Foster Swift Construction Law News
March 27, 2013
Michigan has joined the growing number of states that have enacted the Revised Uniform Arbitration Act (the "RUAA"), which significantly overhauls the state's arbitration rules. The new law takes effect on July 1, 2013.
The prior law, the Michigan Arbitration Act (the “MAA”), was adopted in 1961 and was not updated for over 50 years. The MAA was very brief, provided few guidelines on the arbitration process, and the many gaps in the law were filled in by case law. This led to uncertainty and inconsistency in the arbitration process. Given the growth of arbitration as a preferred method of dispute resolution, the RUAA includes many important provisions that are intended to improve the efficiencies, and lower the costs, of arbitration.
The Michigan RUAA is extensive and comprehensive (especially as compared to the MAA). A few of the key provisions include:
While the MAA was adopted at a time when all records were in paper form, the RUAA provides for the use of electronic records, contracts and signatures.
The RUAA includes notice requirements to initiate arbitration. The MAA lacked any direction on how to start an arbitration proceeding.

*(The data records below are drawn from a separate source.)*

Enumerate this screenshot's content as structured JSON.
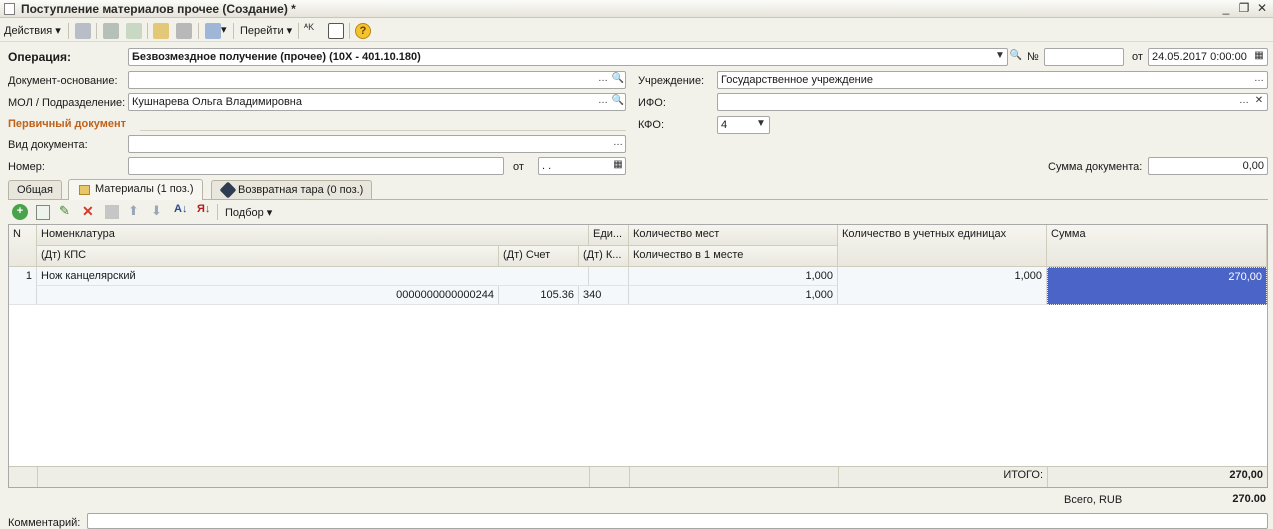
{
  "window": {
    "title": "Поступление материалов прочее (Создание) *",
    "min": "_",
    "restore": "❐",
    "close": "✕"
  },
  "toolbar": {
    "actions": "Действия ▾",
    "goto": "Перейти ▾",
    "help": "?"
  },
  "header": {
    "operation_label": "Операция:",
    "operation_value": "Безвозмездное получение (прочее) (10X - 401.10.180)",
    "number_label": "№",
    "number_value": "",
    "date_label": "от",
    "date_value": "24.05.2017  0:00:00",
    "basis_label": "Документ-основание:",
    "basis_value": "",
    "mol_label": "МОЛ / Подразделение:",
    "mol_value": "Кушнарева Ольга Владимировна",
    "institution_label": "Учреждение:",
    "institution_value": "Государственное учреждение",
    "ifo_label": "ИФО:",
    "ifo_value": "",
    "kfo_label": "КФО:",
    "kfo_value": "4",
    "primary_doc_title": "Первичный документ",
    "doc_type_label": "Вид документа:",
    "doc_type_value": "",
    "num_label": "Номер:",
    "num_value": "",
    "num_date_label": "от",
    "num_date_value": " .  .",
    "sum_label": "Сумма документа:",
    "sum_value": "0,00"
  },
  "tabs": [
    {
      "label": "Общая"
    },
    {
      "label": "Материалы (1 поз.)"
    },
    {
      "label": "Возвратная тара (0 поз.)"
    }
  ],
  "grid_toolbar": {
    "pick": "Подбор ▾"
  },
  "columns": {
    "n": "N",
    "nom": "Номенклатура",
    "unit": "Еди...",
    "qty_places": "Количество мест",
    "qty_units": "Количество в учетных единицах",
    "sum": "Сумма",
    "kps": "(Дт) КПС",
    "acc": "(Дт) Счет",
    "k": "(Дт) К...",
    "qty_one": "Количество в 1 месте"
  },
  "rows": [
    {
      "n": "1",
      "nom": "Нож канцелярский",
      "unit": "",
      "qty_places": "1,000",
      "qty_units": "1,000",
      "sum": "270,00",
      "kps": "0000000000000244",
      "acc": "105.36",
      "k": "340",
      "qty_one": "1,000"
    }
  ],
  "totals": {
    "label": "ИТОГО:",
    "sum": "270,00",
    "all_label": "Всего, RUB",
    "all_value": "270.00"
  },
  "comment": {
    "label": "Комментарий:",
    "value": ""
  },
  "colors": {
    "selection": "#4a64c8",
    "section": "#c0621a"
  }
}
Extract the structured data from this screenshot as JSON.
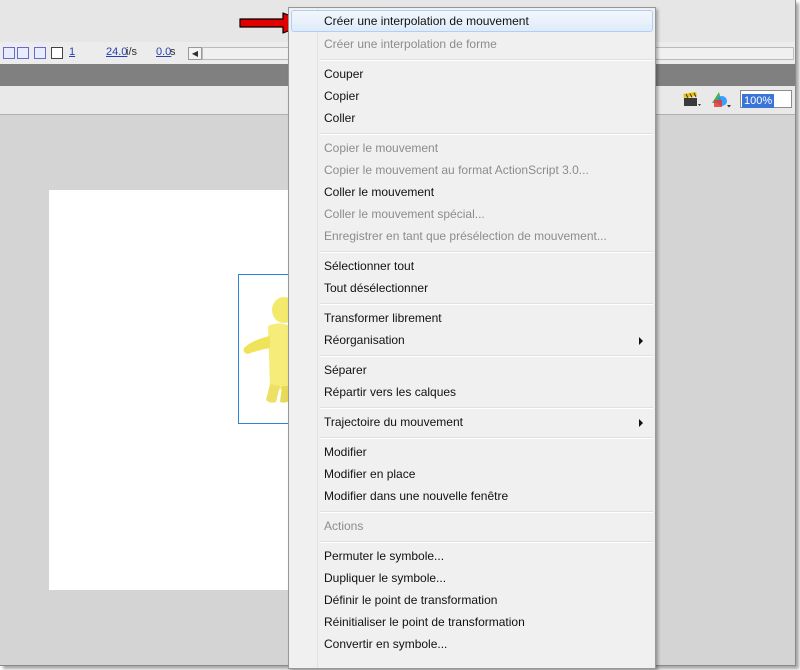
{
  "timeline": {
    "frame_number": "1",
    "fps_value": "24.0",
    "fps_unit": "i/s",
    "time_value": "0.0",
    "time_unit": "s"
  },
  "editbar": {
    "zoom_value": "100%"
  },
  "context_menu": {
    "create_motion_tween": "Créer une interpolation de mouvement",
    "create_shape_tween": "Créer une interpolation de forme",
    "cut": "Couper",
    "copy": "Copier",
    "paste": "Coller",
    "copy_motion": "Copier le mouvement",
    "copy_motion_as3": "Copier le mouvement au format ActionScript 3.0...",
    "paste_motion": "Coller le mouvement",
    "paste_motion_special": "Coller le mouvement spécial...",
    "save_motion_preset": "Enregistrer en tant que présélection de mouvement...",
    "select_all": "Sélectionner tout",
    "deselect_all": "Tout désélectionner",
    "free_transform": "Transformer librement",
    "arrange": "Réorganisation",
    "break_apart": "Séparer",
    "distribute_to_layers": "Répartir vers les calques",
    "motion_path": "Trajectoire du mouvement",
    "edit": "Modifier",
    "edit_in_place": "Modifier en place",
    "edit_in_new_window": "Modifier dans une nouvelle fenêtre",
    "actions": "Actions",
    "swap_symbol": "Permuter le symbole...",
    "duplicate_symbol": "Dupliquer le symbole...",
    "set_transform_point": "Définir le point de transformation",
    "reset_transform_point": "Réinitialiser le point de transformation",
    "convert_to_symbol": "Convertir en symbole..."
  },
  "colors": {
    "highlight_border": "#aecff7",
    "arrow": "#e00000",
    "selection": "#2a86d4",
    "zoom_selection": "#3a74d8"
  }
}
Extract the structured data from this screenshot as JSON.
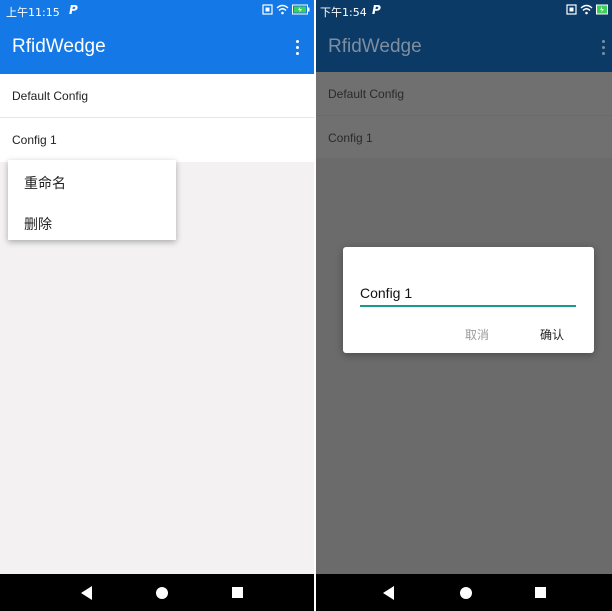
{
  "left": {
    "status": {
      "time": "上午11:15",
      "carrier_icon": "P"
    },
    "app_title": "RfidWedge",
    "list": [
      {
        "label": "Default Config"
      },
      {
        "label": "Config 1"
      }
    ],
    "context_menu": [
      {
        "label": "重命名"
      },
      {
        "label": "删除"
      }
    ],
    "colors": {
      "appbar": "#1479e6",
      "status": "#1479e6"
    }
  },
  "right": {
    "status": {
      "time": "下午1:54",
      "carrier_icon": "P"
    },
    "app_title": "RfidWedge",
    "list": [
      {
        "label": "Default Config"
      },
      {
        "label": "Config 1"
      }
    ],
    "dialog": {
      "value": "Config 1",
      "cancel_label": "取消",
      "ok_label": "确认"
    },
    "colors": {
      "appbar": "#0b3a66",
      "accent": "#1a9a8c"
    }
  }
}
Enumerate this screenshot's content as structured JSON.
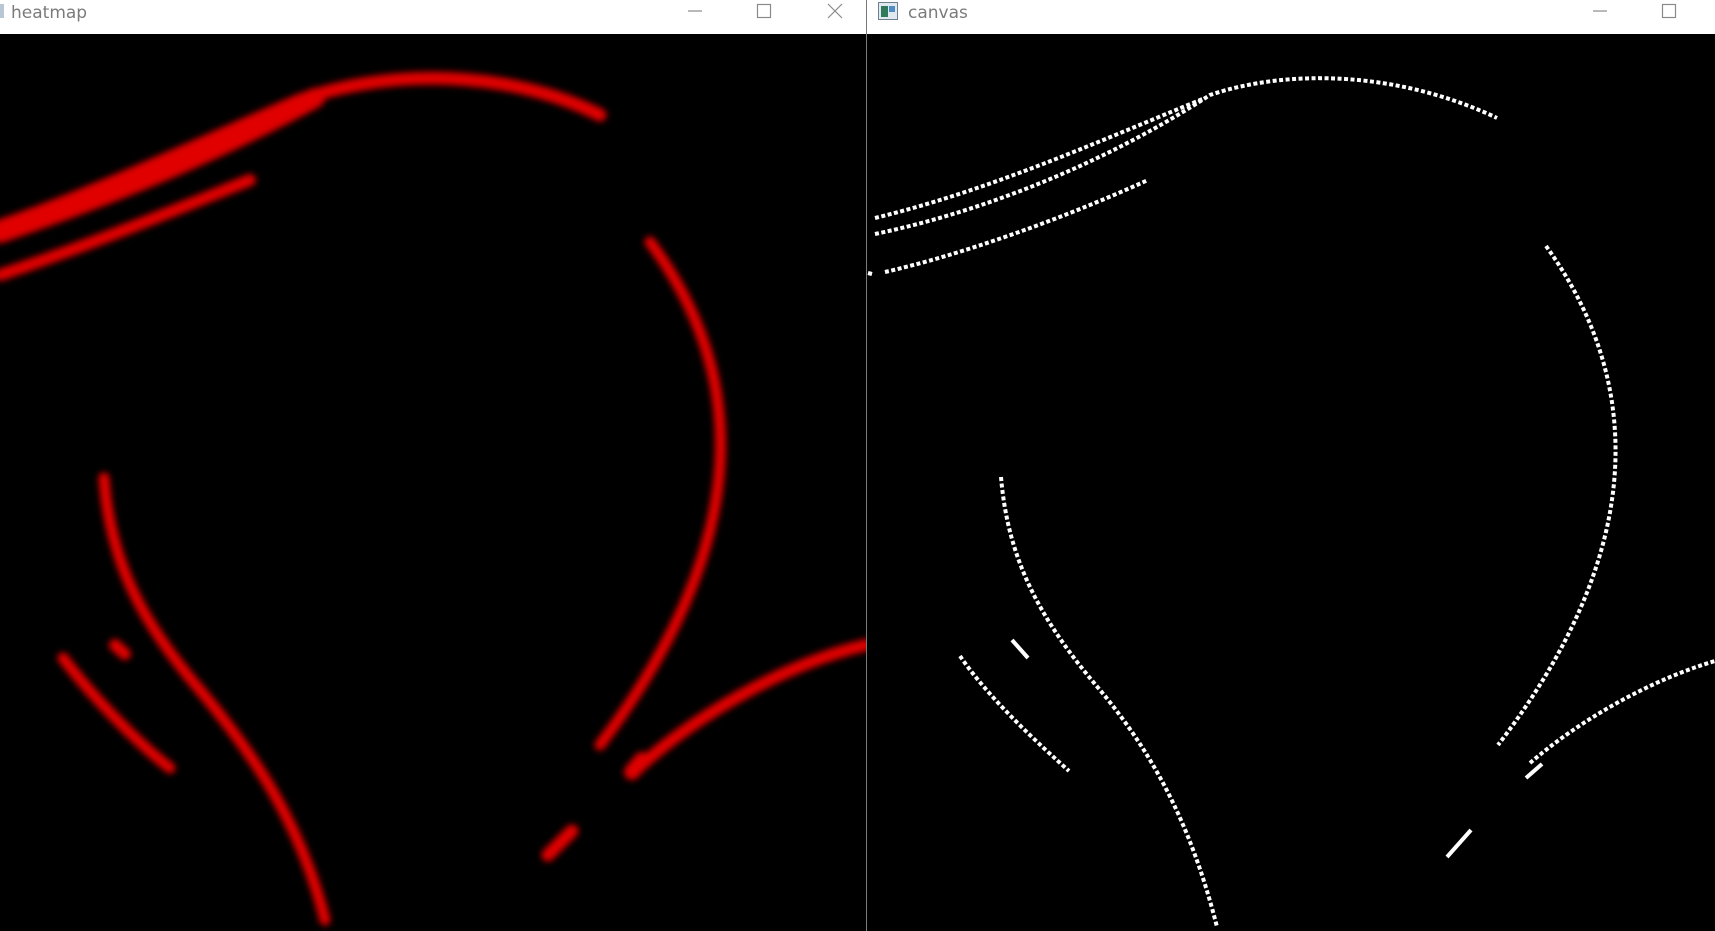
{
  "windows": [
    {
      "id": "heatmap",
      "title": "heatmap",
      "controls": [
        "minimize-icon",
        "maximize-icon",
        "close-icon"
      ],
      "stroke_color": "#e00000",
      "background": "#000000"
    },
    {
      "id": "canvas",
      "title": "canvas",
      "controls": [
        "minimize-icon",
        "maximize-icon"
      ],
      "stroke_color": "#ffffff",
      "background": "#000000"
    }
  ]
}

Clarification on Issues of Arbitrability
The RUAA provides that courts are empowered to determine whether an agreement to arbitrate exists, but arbitrators are to determine procedural issues such as whether conditions precedent to arbitrability have been fulfilled. The MAA contained no guidance on these issues.
Arbitrators are required to disclose known financial interests or personal relationships that could affect their impartiality.
Arbitrators, like judges, are entitled to immunity from civil liability.
Arbitrators are authorized to limit or permit discovery and issue subpoenas.
How Might This Affect Me?
The RUAA does not mandate arbitration, but rather provides guidance on how an arbitration is to be conducted when agreed upon by the parties. Agreement to arbitrate clauses are commonly found in commercial contracts, as are provisions concerning what law will apply to the arbitration.
Parties to a contract are free to elect what rules will govern their arbitration. Therefore, the procedural rules of the Federal Arbitration Act (the “FAA”), state law (such as Michigan’s RUAA), or other rules – such as those of the American Arbitration Association – may govern an arbitration proceeding. Leaving open the issue of which rules apply may lead to unintended consequences.
It has been said that arbitration is a process with too few lawyers in the beginning and too many in the end. While arbitration clauses in contracts are often overlooked as boilerplate, they should be given careful consideration as the issue of what rules will apply to an arbitration can have serious consequences on the outcome of the arbitration should a dispute arise. Please give us a call if you’d like to review your contracts and analyze your options.